Dataset rows for apps and sites
>>>

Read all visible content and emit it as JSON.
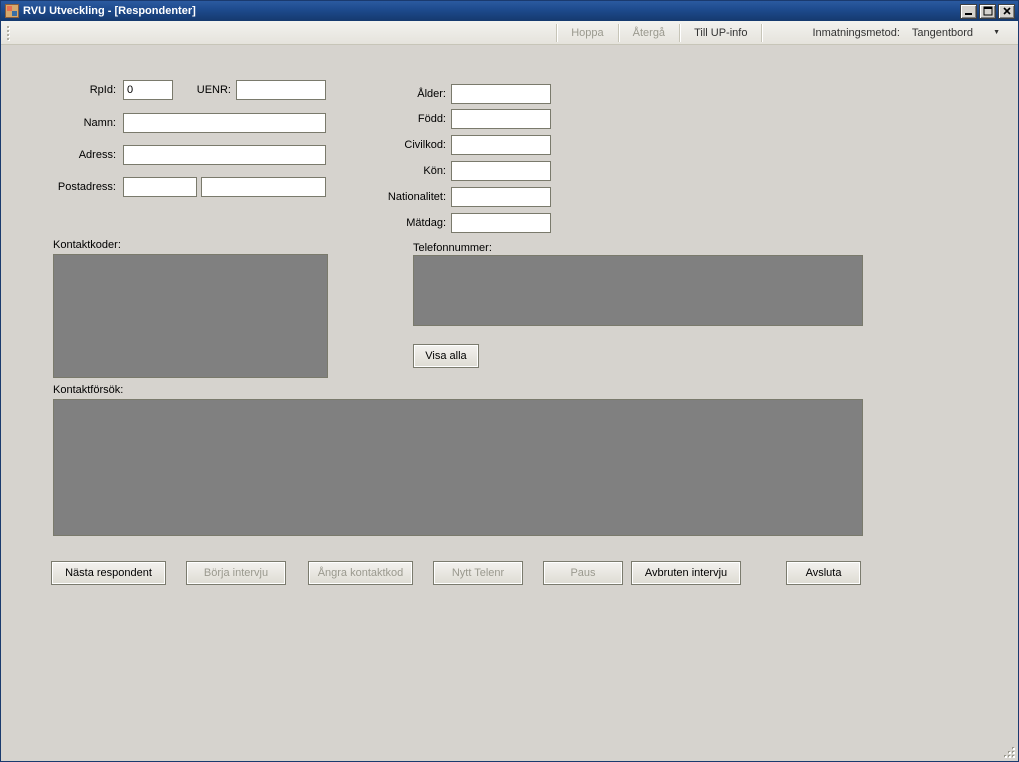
{
  "titlebar": {
    "app_name": "RVU Utveckling",
    "document": "[Respondenter]"
  },
  "toolbar": {
    "hoppa": "Hoppa",
    "aterga": "Återgå",
    "till_up_info": "Till UP-info",
    "inmatning_label": "Inmatningsmetod:",
    "inmatning_value": "Tangentbord"
  },
  "left": {
    "rpid_label": "RpId:",
    "rpid_value": "0",
    "uenr_label": "UENR:",
    "uenr_value": "",
    "namn_label": "Namn:",
    "namn_value": "",
    "adress_label": "Adress:",
    "adress_value": "",
    "postadress_label": "Postadress:",
    "post1_value": "",
    "post2_value": "",
    "kontaktkoder_label": "Kontaktkoder:",
    "kontaktforsok_label": "Kontaktförsök:"
  },
  "right": {
    "alder_label": "Ålder:",
    "alder_value": "",
    "fodd_label": "Född:",
    "fodd_value": "",
    "civilkod_label": "Civilkod:",
    "civilkod_value": "",
    "kon_label": "Kön:",
    "kon_value": "",
    "nationalitet_label": "Nationalitet:",
    "nationalitet_value": "",
    "matdag_label": "Mätdag:",
    "matdag_value": "",
    "telefon_label": "Telefonnummer:",
    "visa_alla": "Visa alla"
  },
  "buttons": {
    "nasta": "Nästa respondent",
    "borja": "Börja intervju",
    "angra": "Ångra kontaktkod",
    "nytt": "Nytt Telenr",
    "paus": "Paus",
    "avbruten": "Avbruten intervju",
    "avsluta": "Avsluta"
  }
}
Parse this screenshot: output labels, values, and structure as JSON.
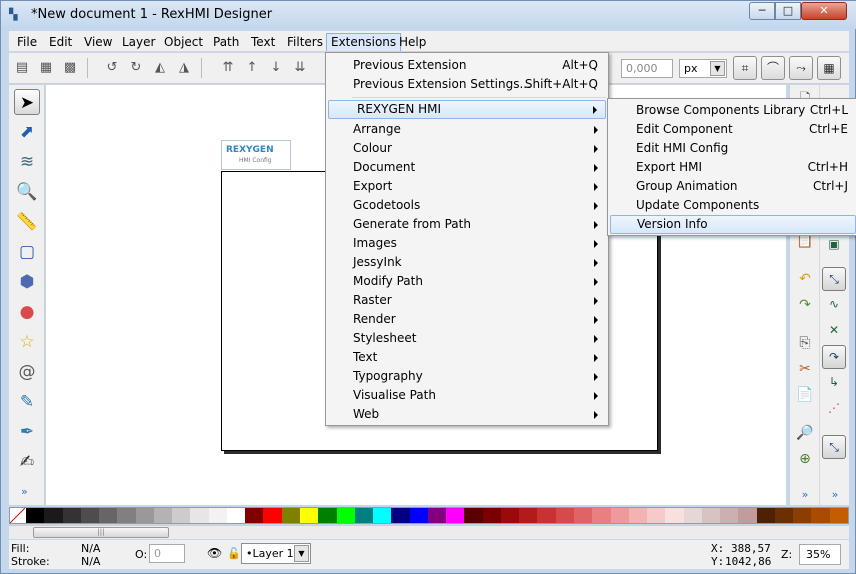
{
  "window": {
    "title": "*New document 1 - RexHMI Designer",
    "icon": "app-icon",
    "min_label": "─",
    "max_label": "□",
    "close_label": "✕"
  },
  "menubar": {
    "items": [
      {
        "label": "File"
      },
      {
        "label": "Edit"
      },
      {
        "label": "View"
      },
      {
        "label": "Layer"
      },
      {
        "label": "Object"
      },
      {
        "label": "Path"
      },
      {
        "label": "Text"
      },
      {
        "label": "Filters"
      },
      {
        "label": "Extensions"
      },
      {
        "label": "Help"
      }
    ]
  },
  "toolbar": {
    "unit_value": "0,000",
    "unit": "px"
  },
  "canvas": {
    "logo_brand": "REXYGEN",
    "logo_sub": "HMI Config"
  },
  "extensions_menu": {
    "items": [
      {
        "label": "Previous Extension",
        "shortcut": "Alt+Q"
      },
      {
        "label": "Previous Extension Settings...",
        "shortcut": "Shift+Alt+Q"
      },
      {
        "label": "REXYGEN HMI",
        "submenu": true
      },
      {
        "label": "Arrange",
        "submenu": true
      },
      {
        "label": "Colour",
        "submenu": true
      },
      {
        "label": "Document",
        "submenu": true
      },
      {
        "label": "Export",
        "submenu": true
      },
      {
        "label": "Gcodetools",
        "submenu": true
      },
      {
        "label": "Generate from Path",
        "submenu": true
      },
      {
        "label": "Images",
        "submenu": true
      },
      {
        "label": "JessyInk",
        "submenu": true
      },
      {
        "label": "Modify Path",
        "submenu": true
      },
      {
        "label": "Raster",
        "submenu": true
      },
      {
        "label": "Render",
        "submenu": true
      },
      {
        "label": "Stylesheet",
        "submenu": true
      },
      {
        "label": "Text",
        "submenu": true
      },
      {
        "label": "Typography",
        "submenu": true
      },
      {
        "label": "Visualise Path",
        "submenu": true
      },
      {
        "label": "Web",
        "submenu": true
      }
    ]
  },
  "hmi_submenu": {
    "items": [
      {
        "label": "Browse Components Library",
        "shortcut": "Ctrl+L"
      },
      {
        "label": "Edit Component",
        "shortcut": "Ctrl+E"
      },
      {
        "label": "Edit HMI Config",
        "shortcut": ""
      },
      {
        "label": "Export HMI",
        "shortcut": "Ctrl+H"
      },
      {
        "label": "Group Animation",
        "shortcut": "Ctrl+J"
      },
      {
        "label": "Update Components",
        "shortcut": ""
      },
      {
        "label": "Version Info",
        "shortcut": ""
      }
    ]
  },
  "statusbar": {
    "fill_label": "Fill:",
    "fill_value": "N/A",
    "stroke_label": "Stroke:",
    "stroke_value": "N/A",
    "opacity_label": "O:",
    "opacity_value": "0",
    "layer": "•Layer 1",
    "x_label": "X:",
    "x_value": "388,57",
    "y_label": "Y:",
    "y_value": "1042,86",
    "zoom_label": "Z:",
    "zoom_value": "35%"
  },
  "palette": [
    "#000000",
    "#1a1a1a",
    "#333333",
    "#4d4d4d",
    "#666666",
    "#808080",
    "#999999",
    "#b3b3b3",
    "#cccccc",
    "#e6e6e6",
    "#f2f2f2",
    "#ffffff",
    "#800000",
    "#ff0000",
    "#808000",
    "#ffff00",
    "#008000",
    "#00ff00",
    "#008080",
    "#00ffff",
    "#000080",
    "#0000ff",
    "#800080",
    "#ff00ff",
    "#5a0000",
    "#7a0000",
    "#9a0a0a",
    "#b31b1b",
    "#c83232",
    "#d64a4a",
    "#e06464",
    "#e88080",
    "#ee9a9a",
    "#f3b3b3",
    "#f7caca",
    "#fadfdf",
    "#e6d6d6",
    "#d9c2c2",
    "#ccb0b0",
    "#c09c9c",
    "#4d2200",
    "#6b3000",
    "#8a3f00",
    "#a84d00",
    "#c45c00"
  ]
}
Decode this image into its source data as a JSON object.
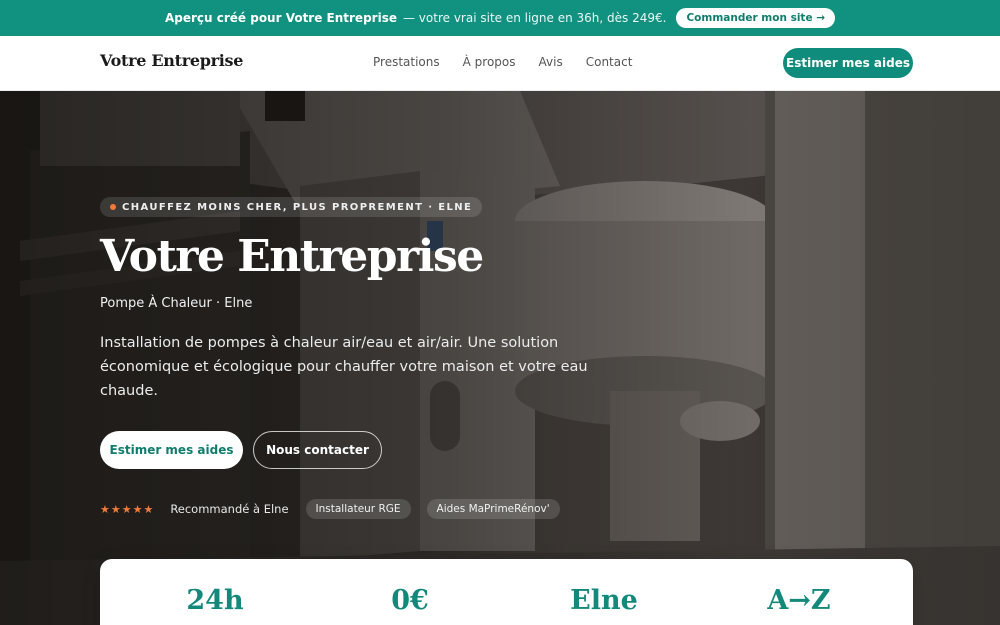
{
  "banner": {
    "strong": "Aperçu créé pour Votre Entreprise",
    "rest": "— votre vrai site en ligne en 36h, dès 249€.",
    "cta": "Commander mon site →"
  },
  "header": {
    "brand": "Votre Entreprise",
    "nav": [
      "Prestations",
      "À propos",
      "Avis",
      "Contact"
    ],
    "cta": "Estimer mes aides"
  },
  "hero": {
    "kicker": "CHAUFFEZ MOINS CHER, PLUS PROPREMENT · ELNE",
    "title": "Votre Entreprise",
    "subtitle": "Pompe À Chaleur · Elne",
    "lede": "Installation de pompes à chaleur air/eau et air/air. Une solution économique et écologique pour chauffer votre maison et votre eau chaude.",
    "primary_cta": "Estimer mes aides",
    "secondary_cta": "Nous contacter",
    "stars": "★★★★★",
    "recommended": "Recommandé à Elne",
    "badges": [
      "Installateur RGE",
      "Aides MaPrimeRénov'"
    ]
  },
  "stats": [
    "24h",
    "0€",
    "Elne",
    "A→Z"
  ],
  "colors": {
    "brand": "#0f8c7b",
    "accent": "#ef7a3a"
  }
}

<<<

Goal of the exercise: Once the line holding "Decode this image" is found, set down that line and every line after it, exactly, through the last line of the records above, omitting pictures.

Output of the task:
Decode this image into its source data as a JSON object.
{
  "banner": {
    "strong": "Aperçu créé pour Votre Entreprise",
    "rest": "— votre vrai site en ligne en 36h, dès 249€.",
    "cta": "Commander mon site →"
  },
  "header": {
    "brand": "Votre Entreprise",
    "nav": [
      "Prestations",
      "À propos",
      "Avis",
      "Contact"
    ],
    "cta": "Estimer mes aides"
  },
  "hero": {
    "kicker": "CHAUFFEZ MOINS CHER, PLUS PROPREMENT · ELNE",
    "title": "Votre Entreprise",
    "subtitle": "Pompe À Chaleur · Elne",
    "lede": "Installation de pompes à chaleur air/eau et air/air. Une solution économique et écologique pour chauffer votre maison et votre eau chaude.",
    "primary_cta": "Estimer mes aides",
    "secondary_cta": "Nous contacter",
    "stars": "★★★★★",
    "recommended": "Recommandé à Elne",
    "badges": [
      "Installateur RGE",
      "Aides MaPrimeRénov'"
    ]
  },
  "stats": [
    "24h",
    "0€",
    "Elne",
    "A→Z"
  ],
  "colors": {
    "brand": "#0f8c7b",
    "accent": "#ef7a3a"
  }
}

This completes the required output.